Assigned task
Using the data beneath, show every line that includes the word "Mecn".

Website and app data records
== Segment start ==

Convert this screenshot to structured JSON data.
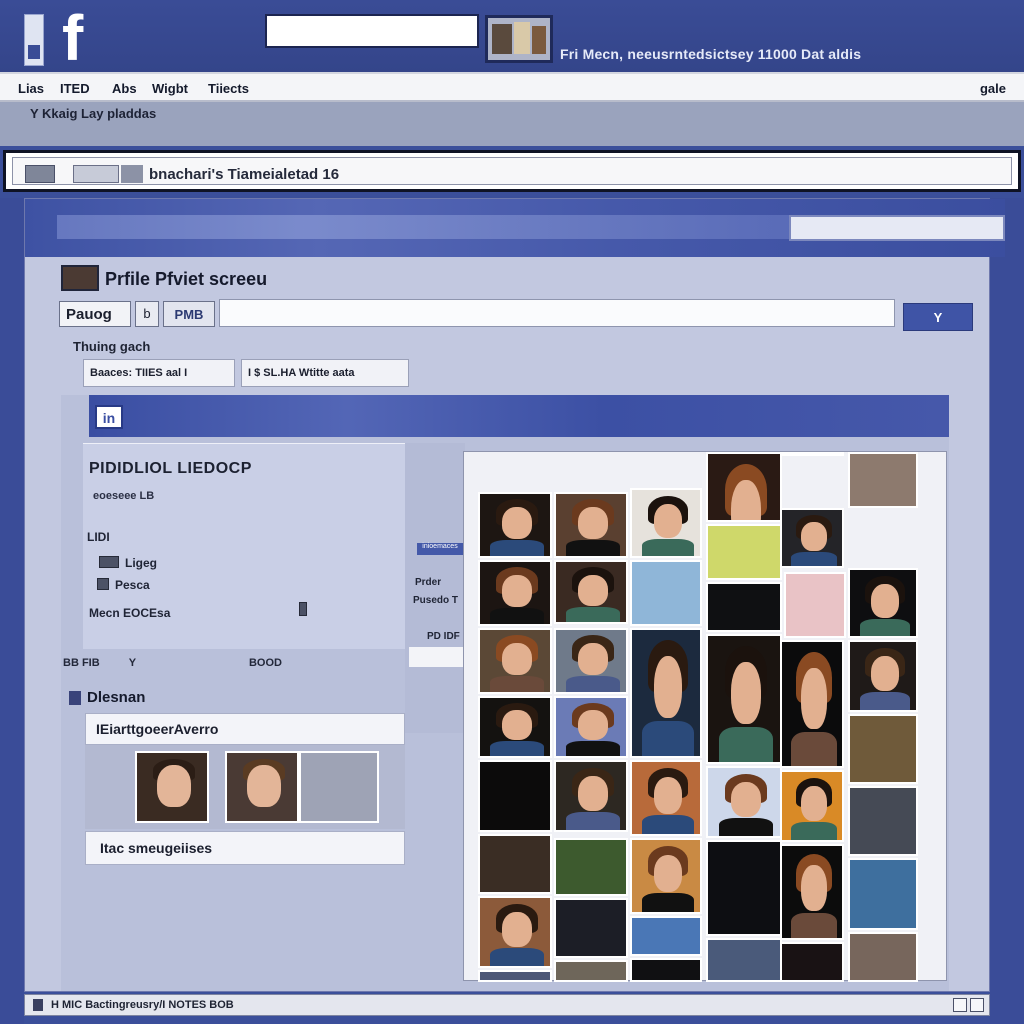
{
  "header": {
    "logo": "f",
    "status_text": "Fri Mecn, neeusrntedsictsey 11000 Dat aldis"
  },
  "nav": {
    "items": [
      "Lias",
      "ITED",
      "Abs",
      "Wigbt",
      "Tiiects"
    ],
    "right": "gale",
    "subtitle": "Y Kkaig Lay pladdas"
  },
  "address": {
    "text": "bnachari's Tiameialetad 16"
  },
  "profile": {
    "title": "Prfile Pfviet screeu",
    "tabs": [
      "Pauog",
      "b",
      "PMB"
    ],
    "go_button": "Y",
    "section_label": "Thuing gach",
    "pill_1": "Baaces: TIIES aal I",
    "pill_2": "I $ SL.HA Wtitte aata",
    "panel_icon": "in",
    "name": "PIDIDLIOL LIEDOCP",
    "sub": "eoeseee LB",
    "info_rows": [
      "LIDI",
      "Ligeg",
      "Pesca",
      "Mecn EOCEsa"
    ],
    "mid_badge": "inioemaces",
    "mid_text_1": "Prder",
    "mid_text_2": "Pusedo T",
    "mid_text_3": "PD IDF",
    "row_footer_left": "BB FIB",
    "row_footer_mid": "Y",
    "row_footer_right": "BOOD",
    "design_label": "Dlesnan",
    "design_card": "IEiarttgoeerAverro",
    "design_foot": "Itac smeugeiises"
  },
  "status_bar": {
    "text": "H MIC Bactingreusry/I NOTES BOB"
  },
  "colors": {
    "brand": "#3b4f9a",
    "panel": "#c2c8e0",
    "accent": "#3f54a6"
  }
}
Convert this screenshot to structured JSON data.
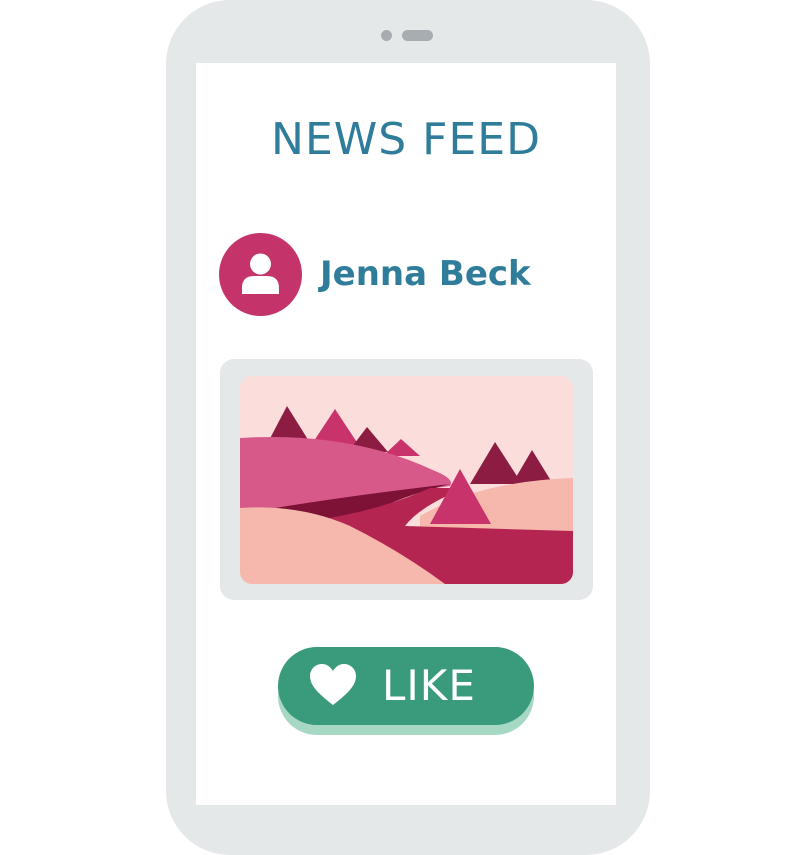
{
  "feed": {
    "title": "NEWS FEED"
  },
  "post": {
    "author_name": "Jenna Beck",
    "avatar_icon": "user-icon",
    "image_icon": "landscape-image"
  },
  "actions": {
    "like_label": "LIKE",
    "like_icon": "heart-icon"
  },
  "colors": {
    "accent_blue": "#2f7d9b",
    "avatar_magenta": "#c4346b",
    "like_green": "#3a9a7c",
    "frame_gray": "#e5e8e8"
  }
}
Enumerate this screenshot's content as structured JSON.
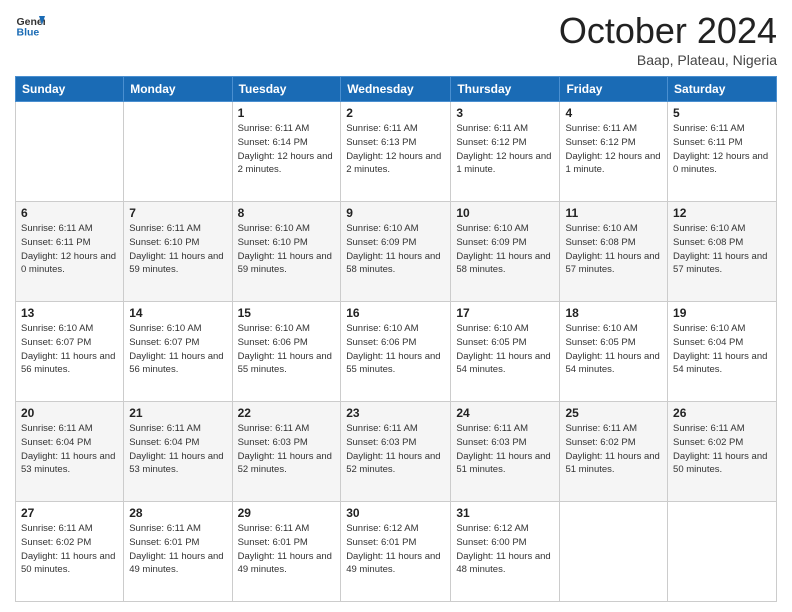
{
  "logo": {
    "general": "General",
    "blue": "Blue"
  },
  "title": "October 2024",
  "subtitle": "Baap, Plateau, Nigeria",
  "days": [
    "Sunday",
    "Monday",
    "Tuesday",
    "Wednesday",
    "Thursday",
    "Friday",
    "Saturday"
  ],
  "weeks": [
    [
      {
        "day": "",
        "info": ""
      },
      {
        "day": "",
        "info": ""
      },
      {
        "day": "1",
        "info": "Sunrise: 6:11 AM\nSunset: 6:14 PM\nDaylight: 12 hours and 2 minutes."
      },
      {
        "day": "2",
        "info": "Sunrise: 6:11 AM\nSunset: 6:13 PM\nDaylight: 12 hours and 2 minutes."
      },
      {
        "day": "3",
        "info": "Sunrise: 6:11 AM\nSunset: 6:12 PM\nDaylight: 12 hours and 1 minute."
      },
      {
        "day": "4",
        "info": "Sunrise: 6:11 AM\nSunset: 6:12 PM\nDaylight: 12 hours and 1 minute."
      },
      {
        "day": "5",
        "info": "Sunrise: 6:11 AM\nSunset: 6:11 PM\nDaylight: 12 hours and 0 minutes."
      }
    ],
    [
      {
        "day": "6",
        "info": "Sunrise: 6:11 AM\nSunset: 6:11 PM\nDaylight: 12 hours and 0 minutes."
      },
      {
        "day": "7",
        "info": "Sunrise: 6:11 AM\nSunset: 6:10 PM\nDaylight: 11 hours and 59 minutes."
      },
      {
        "day": "8",
        "info": "Sunrise: 6:10 AM\nSunset: 6:10 PM\nDaylight: 11 hours and 59 minutes."
      },
      {
        "day": "9",
        "info": "Sunrise: 6:10 AM\nSunset: 6:09 PM\nDaylight: 11 hours and 58 minutes."
      },
      {
        "day": "10",
        "info": "Sunrise: 6:10 AM\nSunset: 6:09 PM\nDaylight: 11 hours and 58 minutes."
      },
      {
        "day": "11",
        "info": "Sunrise: 6:10 AM\nSunset: 6:08 PM\nDaylight: 11 hours and 57 minutes."
      },
      {
        "day": "12",
        "info": "Sunrise: 6:10 AM\nSunset: 6:08 PM\nDaylight: 11 hours and 57 minutes."
      }
    ],
    [
      {
        "day": "13",
        "info": "Sunrise: 6:10 AM\nSunset: 6:07 PM\nDaylight: 11 hours and 56 minutes."
      },
      {
        "day": "14",
        "info": "Sunrise: 6:10 AM\nSunset: 6:07 PM\nDaylight: 11 hours and 56 minutes."
      },
      {
        "day": "15",
        "info": "Sunrise: 6:10 AM\nSunset: 6:06 PM\nDaylight: 11 hours and 55 minutes."
      },
      {
        "day": "16",
        "info": "Sunrise: 6:10 AM\nSunset: 6:06 PM\nDaylight: 11 hours and 55 minutes."
      },
      {
        "day": "17",
        "info": "Sunrise: 6:10 AM\nSunset: 6:05 PM\nDaylight: 11 hours and 54 minutes."
      },
      {
        "day": "18",
        "info": "Sunrise: 6:10 AM\nSunset: 6:05 PM\nDaylight: 11 hours and 54 minutes."
      },
      {
        "day": "19",
        "info": "Sunrise: 6:10 AM\nSunset: 6:04 PM\nDaylight: 11 hours and 54 minutes."
      }
    ],
    [
      {
        "day": "20",
        "info": "Sunrise: 6:11 AM\nSunset: 6:04 PM\nDaylight: 11 hours and 53 minutes."
      },
      {
        "day": "21",
        "info": "Sunrise: 6:11 AM\nSunset: 6:04 PM\nDaylight: 11 hours and 53 minutes."
      },
      {
        "day": "22",
        "info": "Sunrise: 6:11 AM\nSunset: 6:03 PM\nDaylight: 11 hours and 52 minutes."
      },
      {
        "day": "23",
        "info": "Sunrise: 6:11 AM\nSunset: 6:03 PM\nDaylight: 11 hours and 52 minutes."
      },
      {
        "day": "24",
        "info": "Sunrise: 6:11 AM\nSunset: 6:03 PM\nDaylight: 11 hours and 51 minutes."
      },
      {
        "day": "25",
        "info": "Sunrise: 6:11 AM\nSunset: 6:02 PM\nDaylight: 11 hours and 51 minutes."
      },
      {
        "day": "26",
        "info": "Sunrise: 6:11 AM\nSunset: 6:02 PM\nDaylight: 11 hours and 50 minutes."
      }
    ],
    [
      {
        "day": "27",
        "info": "Sunrise: 6:11 AM\nSunset: 6:02 PM\nDaylight: 11 hours and 50 minutes."
      },
      {
        "day": "28",
        "info": "Sunrise: 6:11 AM\nSunset: 6:01 PM\nDaylight: 11 hours and 49 minutes."
      },
      {
        "day": "29",
        "info": "Sunrise: 6:11 AM\nSunset: 6:01 PM\nDaylight: 11 hours and 49 minutes."
      },
      {
        "day": "30",
        "info": "Sunrise: 6:12 AM\nSunset: 6:01 PM\nDaylight: 11 hours and 49 minutes."
      },
      {
        "day": "31",
        "info": "Sunrise: 6:12 AM\nSunset: 6:00 PM\nDaylight: 11 hours and 48 minutes."
      },
      {
        "day": "",
        "info": ""
      },
      {
        "day": "",
        "info": ""
      }
    ]
  ]
}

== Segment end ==

Written solution
    "status_text": "Fri Mecn, neeusrntedsictsey 11000 Dat aldis"
      "Mecn EOCEsa"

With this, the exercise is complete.